|International Classification||H05K1/16, H01L21/822, H01L27/04, H01L23/495, H01L25/00, H01L23/64, H05K3/20, H01L23/50|
|Cooperative Classification||H01L2224/05554, H01L2924/00014, Y10T29/435, H01L24/48, H01L24/49, Y10S257/904, H01L2224/48247, H01L2224/48465, H01L2224/49171, H05K1/162, H01L23/49575, H01L23/642, H01L2924/14, H05K3/202, H01L23/49589, H01L2924/19041, H01L2224/48091, H01L2924/01014|
|European Classification||H01L23/495Q, H01L23/495L, H01L23/64C|
|Feb 12, 1993||AS||Assignment|
Owner name: LINEAR TECHNOLOGY CORPORATION, CALIFORNIA
Free format text: ASSIGNMENT OF ASSIGNORS INTEREST.;ASSIGNORS:DOBKIN, ROBERT C.;REAY, ROBERT L.;REEL/FRAME:006435/0996;SIGNING DATES FROM 19930129 TO 19930202
|Jan 11, 1999||FPAY||Fee payment|
Year of fee payment: 4
|Jan 4, 2000||CC||Certificate of correction|
|Feb 14, 2003||FPAY||Fee payment|

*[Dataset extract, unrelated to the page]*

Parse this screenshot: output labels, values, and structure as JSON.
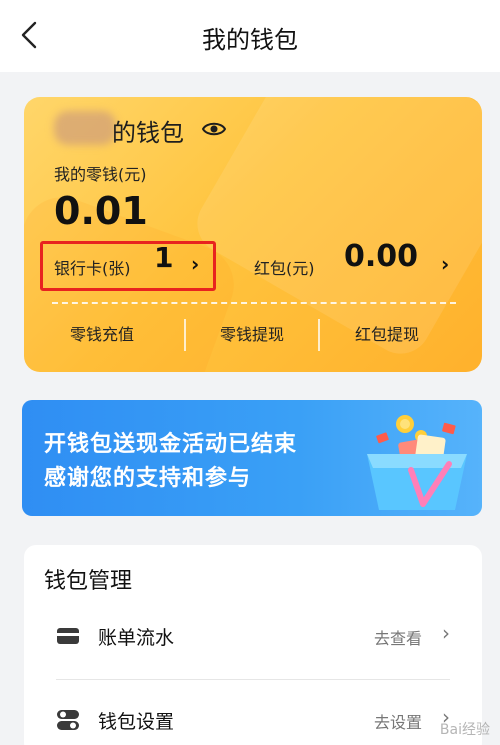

Year of fee payment: 8
|Feb 15, 2007||FPAY||Fee payment|
Year of fee payment: 12